Made in Paris between 1948 and 1958 by Mélodium Société, 296 rue Lecourbe 15eme.
Although visually the design harks back to the 1930s it has a surprisingly modern sound. This is borne out by the frequency graph, which shows a smooth response from 50 Hz to 10 kHz.There is a presence lift of 5db at around 4.8 kHz which lends clarity and crispness, particularly to speech and vocals.
The 75A boasts a very light duralumin diaphragm and voice coil (30mg), giving good transient response. It is also claimed that the microphone is impervious to wind, making it an excellent choice for outside broadcasting and sports reporting.
The grill design featured in the technical leaflet above was used on the earlier models.
If you buy a Mélodium 75A it is worth noting that it has very low impedance (10 ohms) and will require the services of an appropriate preamp.
Also, the plug socket on the 75A is peculiar to Mélodium! (N.B. The earliest models have 3 screw terminals.)
N.B. Right hand pin is + ‘hot’. Left hand pin – ‘cold’. Centre pin is earth.
These Mélodium locking plugs are very hard to find! (They also fit the 42B ribbon mic.)
The Mélodium 75A was employed extensively by French broadcasters and was used by many famous entertainers and politicians, including the singer Edith Piaf and President Charles de Gaulle.

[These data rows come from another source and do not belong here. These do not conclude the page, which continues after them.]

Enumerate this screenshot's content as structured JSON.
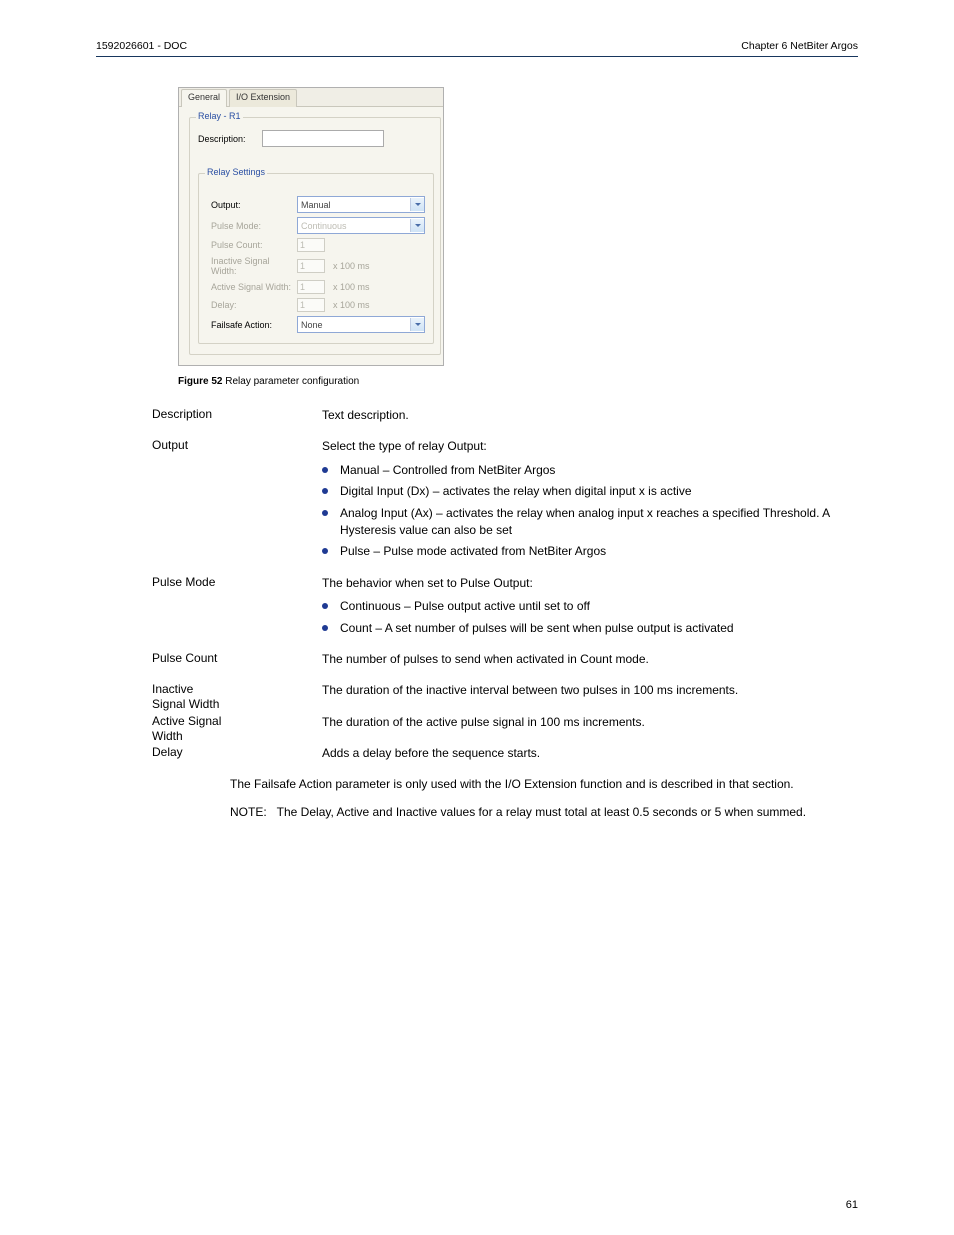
{
  "header": {
    "left": "1592026601 - DOC",
    "right": "Chapter 6 NetBiter Argos"
  },
  "dialog": {
    "tabs": {
      "general": "General",
      "io_extension": "I/O Extension"
    },
    "group_title": "Relay - R1",
    "description_label": "Description:",
    "inner_group_title": "Relay Settings",
    "rows": {
      "output": {
        "label": "Output:",
        "value": "Manual"
      },
      "pulse_mode": {
        "label": "Pulse Mode:",
        "value": "Continuous"
      },
      "pulse_count": {
        "label": "Pulse Count:",
        "value": "1"
      },
      "inactive": {
        "label": "Inactive Signal Width:",
        "value": "1",
        "suffix": "x 100 ms"
      },
      "active": {
        "label": "Active Signal Width:",
        "value": "1",
        "suffix": "x 100 ms"
      },
      "delay": {
        "label": "Delay:",
        "value": "1",
        "suffix": "x 100 ms"
      },
      "failsafe": {
        "label": "Failsafe Action:",
        "value": "None"
      }
    }
  },
  "caption": {
    "label": "Figure 52",
    "text": "Relay parameter configuration"
  },
  "sections": {
    "description": {
      "head": "Description",
      "body": "Text description."
    },
    "output": {
      "head": "Output",
      "intro": "Select the type of relay Output:",
      "bullets": [
        "Manual – Controlled from NetBiter Argos ",
        "Digital Input (Dx) – activates the relay when digital input x is active",
        "Analog Input (Ax) – activates the relay when analog input x reaches a specified Threshold. A Hysteresis value can also be set",
        "Pulse – Pulse mode activated from NetBiter Argos"
      ]
    },
    "pulse_mode": {
      "head": "Pulse Mode",
      "intro": "The behavior when set to Pulse Output:",
      "bullets": [
        "Continuous – Pulse output active until set to off",
        "Count – A set number of pulses will be sent when pulse output is activated"
      ]
    },
    "pulse_count": {
      "head": "Pulse Count",
      "body": "The number of pulses to send when activated in Count mode."
    },
    "inactive_signal_width": {
      "head": "Inactive Signal Width",
      "body": "The duration of the inactive interval between two pulses in 100 ms increments."
    },
    "active_signal_width": {
      "head": "Active Signal Width",
      "body": "The duration of the active pulse signal in 100 ms increments."
    },
    "delay": {
      "head": "Delay",
      "body": "Adds a delay before the sequence starts."
    },
    "failsafe_text": "The Failsafe Action parameter is only used with the I/O Extension function and is described in that section.",
    "note": {
      "label": "NOTE:",
      "text": "The Delay, Active and Inactive values for a relay must total at least 0.5 seconds or 5 when summed."
    }
  },
  "page_number": "61"
}
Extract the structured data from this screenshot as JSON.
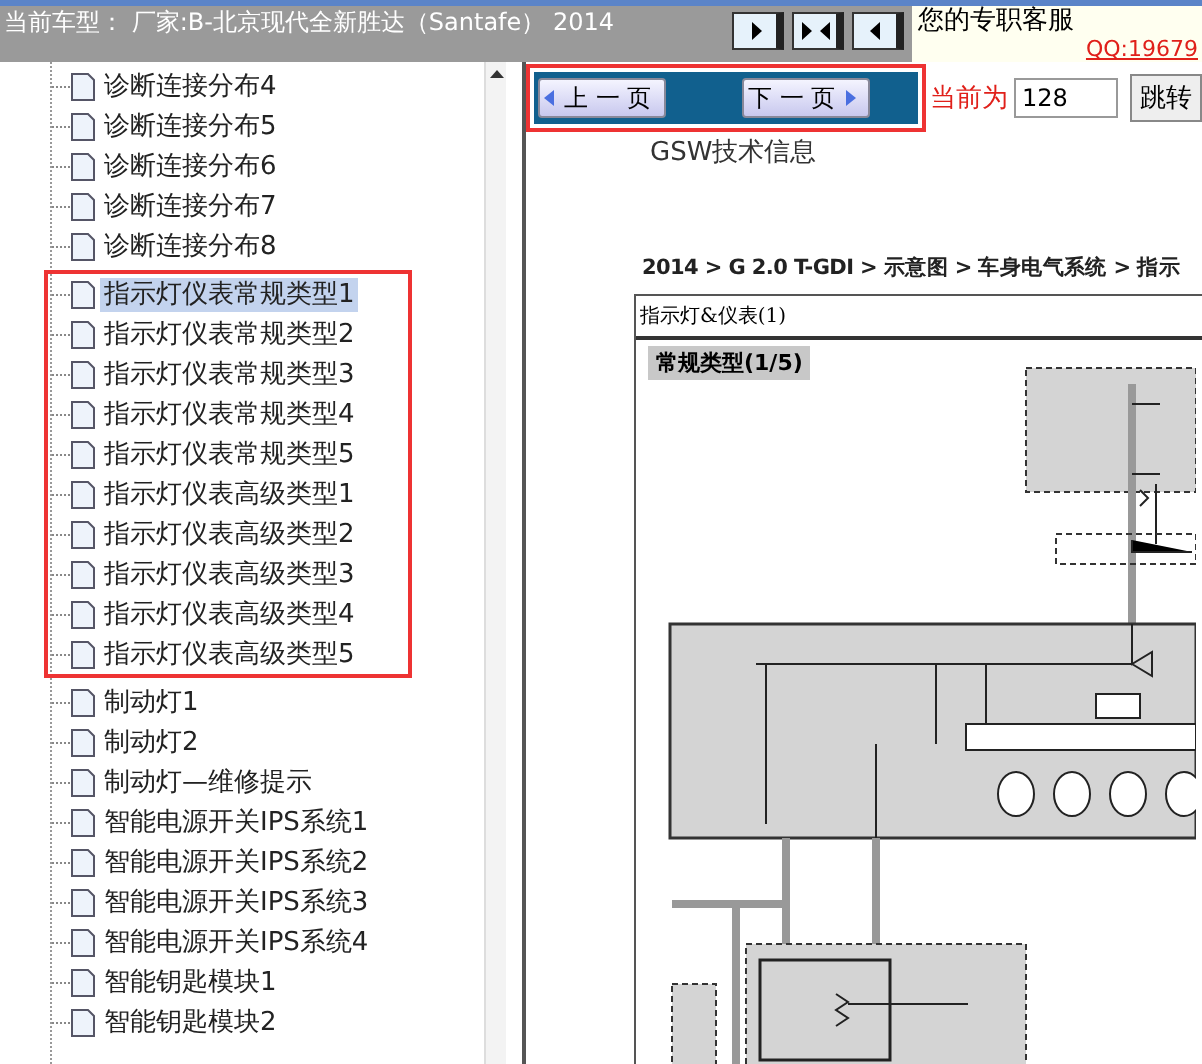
{
  "header": {
    "title": "当前车型： 厂家:B-北京现代全新胜达（Santafe） 2014"
  },
  "support": {
    "label": "您的专职客服",
    "link": "QQ:19679"
  },
  "tree": {
    "groups": [
      {
        "highlighted": false,
        "items": [
          {
            "label": "诊断连接分布4",
            "selected": false
          },
          {
            "label": "诊断连接分布5",
            "selected": false
          },
          {
            "label": "诊断连接分布6",
            "selected": false
          },
          {
            "label": "诊断连接分布7",
            "selected": false
          },
          {
            "label": "诊断连接分布8",
            "selected": false
          }
        ]
      },
      {
        "highlighted": true,
        "items": [
          {
            "label": "指示灯仪表常规类型1",
            "selected": true
          },
          {
            "label": "指示灯仪表常规类型2",
            "selected": false
          },
          {
            "label": "指示灯仪表常规类型3",
            "selected": false
          },
          {
            "label": "指示灯仪表常规类型4",
            "selected": false
          },
          {
            "label": "指示灯仪表常规类型5",
            "selected": false
          },
          {
            "label": "指示灯仪表高级类型1",
            "selected": false
          },
          {
            "label": "指示灯仪表高级类型2",
            "selected": false
          },
          {
            "label": "指示灯仪表高级类型3",
            "selected": false
          },
          {
            "label": "指示灯仪表高级类型4",
            "selected": false
          },
          {
            "label": "指示灯仪表高级类型5",
            "selected": false
          }
        ]
      },
      {
        "highlighted": false,
        "items": [
          {
            "label": "制动灯1",
            "selected": false
          },
          {
            "label": "制动灯2",
            "selected": false
          },
          {
            "label": "制动灯—维修提示",
            "selected": false
          },
          {
            "label": "智能电源开关IPS系统1",
            "selected": false
          },
          {
            "label": "智能电源开关IPS系统2",
            "selected": false
          },
          {
            "label": "智能电源开关IPS系统3",
            "selected": false
          },
          {
            "label": "智能电源开关IPS系统4",
            "selected": false
          },
          {
            "label": "智能钥匙模块1",
            "selected": false
          },
          {
            "label": "智能钥匙模块2",
            "selected": false
          }
        ]
      }
    ]
  },
  "pager": {
    "highlighted": true,
    "prev": "上 一 页",
    "next": "下 一 页",
    "current_label": "当前为",
    "current_value": "128",
    "jump": "跳转"
  },
  "document": {
    "heading": "GSW技术信息",
    "breadcrumb": "2014 > G 2.0 T-GDI > 示意图 > 车身电气系统 > 指示",
    "section_title": "指示灯&仪表(1)",
    "subtitle": "常规类型(1/5)"
  }
}
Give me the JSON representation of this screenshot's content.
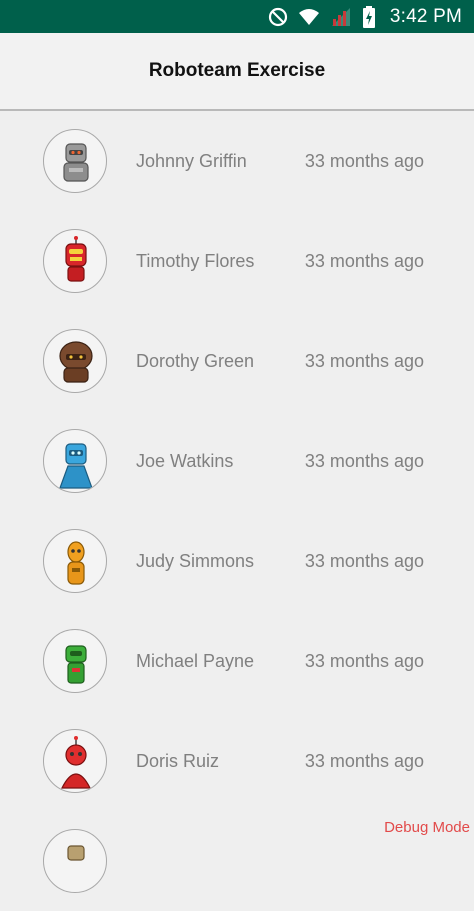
{
  "status_bar": {
    "time": "3:42 PM",
    "icons": [
      "do-not-disturb-icon",
      "wifi-icon",
      "signal-off-icon",
      "battery-charging-icon"
    ]
  },
  "app_bar": {
    "title": "Roboteam Exercise"
  },
  "users": [
    {
      "name": "Johnny Griffin",
      "time": "33 months ago",
      "avatar_color": "#9a9a9a"
    },
    {
      "name": "Timothy Flores",
      "time": "33 months ago",
      "avatar_color": "#d8262a"
    },
    {
      "name": "Dorothy Green",
      "time": "33 months ago",
      "avatar_color": "#7a4a2e"
    },
    {
      "name": "Joe Watkins",
      "time": "33 months ago",
      "avatar_color": "#3aa6dd"
    },
    {
      "name": "Judy Simmons",
      "time": "33 months ago",
      "avatar_color": "#f0a020"
    },
    {
      "name": "Michael Payne",
      "time": "33 months ago",
      "avatar_color": "#3cae3a"
    },
    {
      "name": "Doris Ruiz",
      "time": "33 months ago",
      "avatar_color": "#e02e2e"
    }
  ],
  "debug_label": "Debug Mode",
  "colors": {
    "status_bar": "#00604b",
    "secondary_text": "#808080",
    "debug_text": "#e24a4a"
  }
}
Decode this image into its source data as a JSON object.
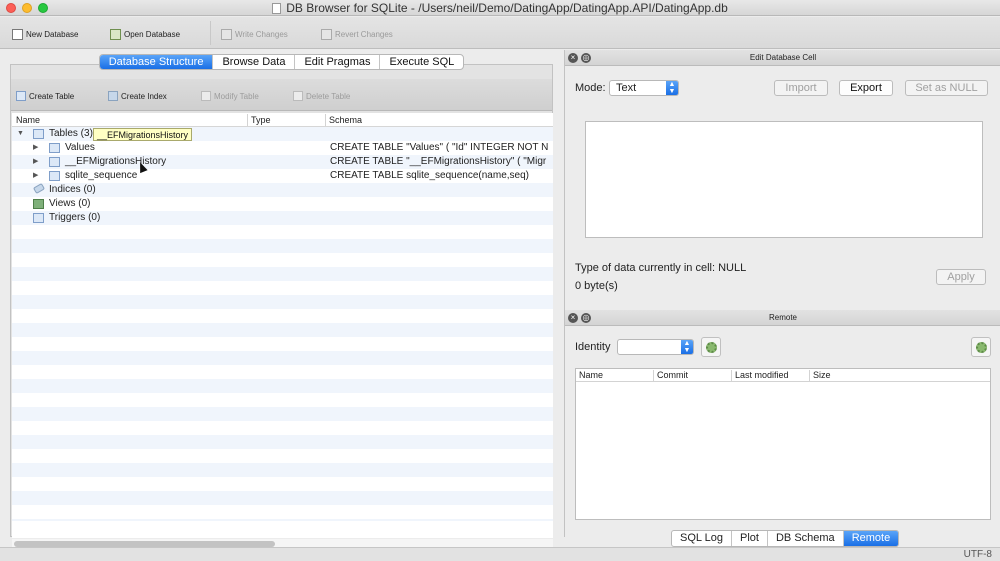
{
  "window": {
    "title": "DB Browser for SQLite - /Users/neil/Demo/DatingApp/DatingApp.API/DatingApp.db"
  },
  "toolbar": {
    "new_database": "New Database",
    "open_database": "Open Database",
    "write_changes": "Write Changes",
    "revert_changes": "Revert Changes"
  },
  "main_tabs": [
    {
      "label": "Database Structure",
      "active": true
    },
    {
      "label": "Browse Data",
      "active": false
    },
    {
      "label": "Edit Pragmas",
      "active": false
    },
    {
      "label": "Execute SQL",
      "active": false
    }
  ],
  "structure_toolbar": {
    "create_table": "Create Table",
    "create_index": "Create Index",
    "modify_table": "Modify Table",
    "delete_table": "Delete Table"
  },
  "tree": {
    "columns": [
      "Name",
      "Type",
      "Schema"
    ],
    "tables_label": "Tables (3)",
    "tables": [
      {
        "name": "Values",
        "schema": "CREATE TABLE \"Values\" ( \"Id\" INTEGER NOT N"
      },
      {
        "name": "__EFMigrationsHistory",
        "schema": "CREATE TABLE \"__EFMigrationsHistory\" ( \"Migr"
      },
      {
        "name": "sqlite_sequence",
        "schema": "CREATE TABLE sqlite_sequence(name,seq)"
      }
    ],
    "indices_label": "Indices (0)",
    "views_label": "Views (0)",
    "triggers_label": "Triggers (0)",
    "tooltip": "__EFMigrationsHistory"
  },
  "edit_cell": {
    "title": "Edit Database Cell",
    "mode_label": "Mode:",
    "mode_value": "Text",
    "import": "Import",
    "export": "Export",
    "set_null": "Set as NULL",
    "type_info": "Type of data currently in cell: NULL",
    "size_info": "0 byte(s)",
    "apply": "Apply"
  },
  "remote": {
    "title": "Remote",
    "identity_label": "Identity",
    "columns": [
      "Name",
      "Commit",
      "Last modified",
      "Size"
    ]
  },
  "bottom_tabs": [
    {
      "label": "SQL Log",
      "active": false
    },
    {
      "label": "Plot",
      "active": false
    },
    {
      "label": "DB Schema",
      "active": false
    },
    {
      "label": "Remote",
      "active": true
    }
  ],
  "status": {
    "encoding": "UTF-8"
  }
}
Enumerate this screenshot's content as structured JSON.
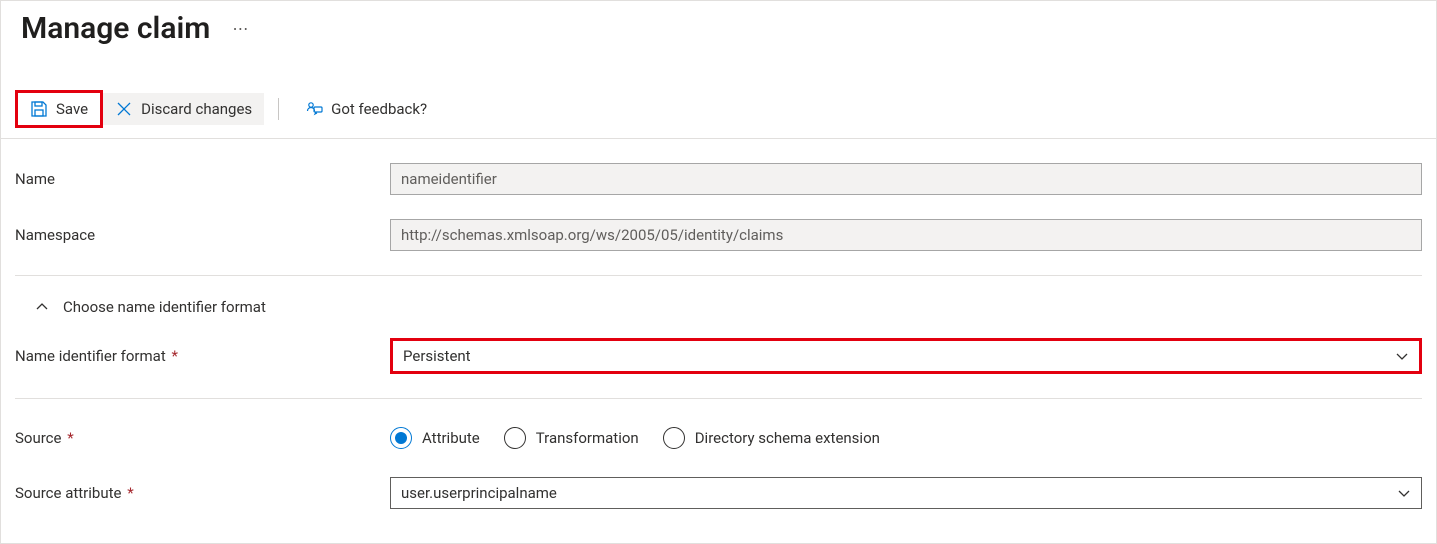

Even with this slightly creepy, wax works figure of Edith Piaf, at Musée Grévin in Paris, the Mélodium 75A takes stage centre!